(Items from an interface collection)

···

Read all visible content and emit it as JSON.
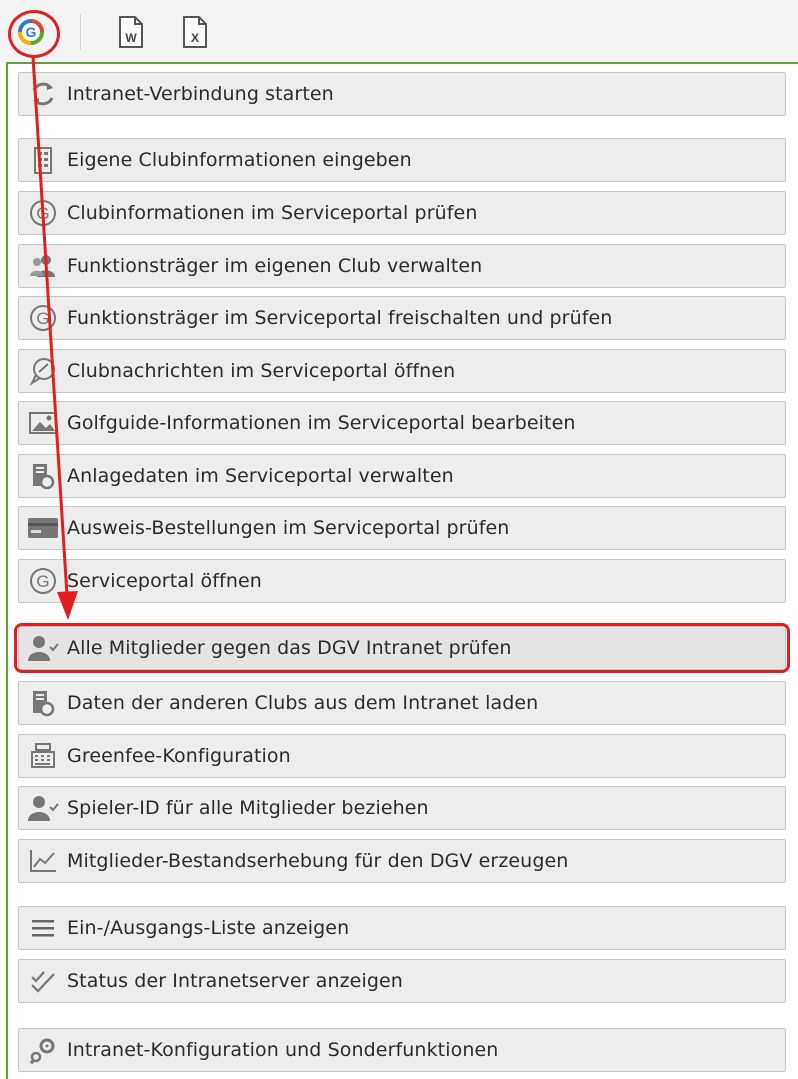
{
  "toolbar": {
    "buttons": [
      {
        "icon": "golf-g-icon"
      },
      {
        "icon": "word-document-icon"
      },
      {
        "icon": "excel-document-icon"
      }
    ]
  },
  "menu": {
    "items": [
      {
        "label": "Intranet-Verbindung starten",
        "icon": "refresh-icon"
      },
      {
        "label": "Eigene Clubinformationen eingeben",
        "icon": "building-icon"
      },
      {
        "label": "Clubinformationen im Serviceportal prüfen",
        "icon": "g-circle-icon"
      },
      {
        "label": "Funktionsträger im eigenen Club verwalten",
        "icon": "people-icon"
      },
      {
        "label": "Funktionsträger im Serviceportal freischalten und prüfen",
        "icon": "g-circle-icon"
      },
      {
        "label": "Clubnachrichten im Serviceportal öffnen",
        "icon": "chat-bubble-icon"
      },
      {
        "label": "Golfguide-Informationen im Serviceportal bearbeiten",
        "icon": "image-icon"
      },
      {
        "label": "Anlagedaten im Serviceportal verwalten",
        "icon": "server-icon"
      },
      {
        "label": "Ausweis-Bestellungen im Serviceportal prüfen",
        "icon": "card-icon"
      },
      {
        "label": "Serviceportal öffnen",
        "icon": "g-circle-icon"
      },
      {
        "label": "Alle Mitglieder gegen das DGV Intranet prüfen",
        "icon": "user-check-icon"
      },
      {
        "label": "Daten der anderen Clubs aus dem Intranet laden",
        "icon": "server-icon"
      },
      {
        "label": "Greenfee-Konfiguration",
        "icon": "cash-register-icon"
      },
      {
        "label": "Spieler-ID für alle Mitglieder beziehen",
        "icon": "user-check-icon"
      },
      {
        "label": "Mitglieder-Bestandserhebung für den DGV erzeugen",
        "icon": "line-chart-icon"
      },
      {
        "label": "Ein-/Ausgangs-Liste anzeigen",
        "icon": "list-icon"
      },
      {
        "label": "Status der Intranetserver anzeigen",
        "icon": "double-check-icon"
      },
      {
        "label": "Intranet-Konfiguration und Sonderfunktionen",
        "icon": "gears-icon"
      }
    ]
  },
  "colors": {
    "highlight": "#e02020",
    "panel_border": "#5aa634"
  }
}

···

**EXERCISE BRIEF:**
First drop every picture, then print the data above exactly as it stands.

**EXPECTED ANSWER:**
Read all visible content and emit it as JSON.
{
  "toolbar": {
    "buttons": [
      {
        "icon": "golf-g-icon"
      },
      {
        "icon": "word-document-icon"
      },
      {
        "icon": "excel-document-icon"
      }
    ]
  },
  "menu": {
    "items": [
      {
        "label": "Intranet-Verbindung starten",
        "icon": "refresh-icon"
      },
      {
        "label": "Eigene Clubinformationen eingeben",
        "icon": "building-icon"
      },
      {
        "label": "Clubinformationen im Serviceportal prüfen",
        "icon": "g-circle-icon"
      },
      {
        "label": "Funktionsträger im eigenen Club verwalten",
        "icon": "people-icon"
      },
      {
        "label": "Funktionsträger im Serviceportal freischalten und prüfen",
        "icon": "g-circle-icon"
      },
      {
        "label": "Clubnachrichten im Serviceportal öffnen",
        "icon": "chat-bubble-icon"
      },
      {
        "label": "Golfguide-Informationen im Serviceportal bearbeiten",
        "icon": "image-icon"
      },
      {
        "label": "Anlagedaten im Serviceportal verwalten",
        "icon": "server-icon"
      },
      {
        "label": "Ausweis-Bestellungen im Serviceportal prüfen",
        "icon": "card-icon"
      },
      {
        "label": "Serviceportal öffnen",
        "icon": "g-circle-icon"
      },
      {
        "label": "Alle Mitglieder gegen das DGV Intranet prüfen",
        "icon": "user-check-icon"
      },
      {
        "label": "Daten der anderen Clubs aus dem Intranet laden",
        "icon": "server-icon"
      },
      {
        "label": "Greenfee-Konfiguration",
        "icon": "cash-register-icon"
      },
      {
        "label": "Spieler-ID für alle Mitglieder beziehen",
        "icon": "user-check-icon"
      },
      {
        "label": "Mitglieder-Bestandserhebung für den DGV erzeugen",
        "icon": "line-chart-icon"
      },
      {
        "label": "Ein-/Ausgangs-Liste anzeigen",
        "icon": "list-icon"
      },
      {
        "label": "Status der Intranetserver anzeigen",
        "icon": "double-check-icon"
      },
      {
        "label": "Intranet-Konfiguration und Sonderfunktionen",
        "icon": "gears-icon"
      }
    ]
  },
  "colors": {
    "highlight": "#e02020",
    "panel_border": "#5aa634"
  }
}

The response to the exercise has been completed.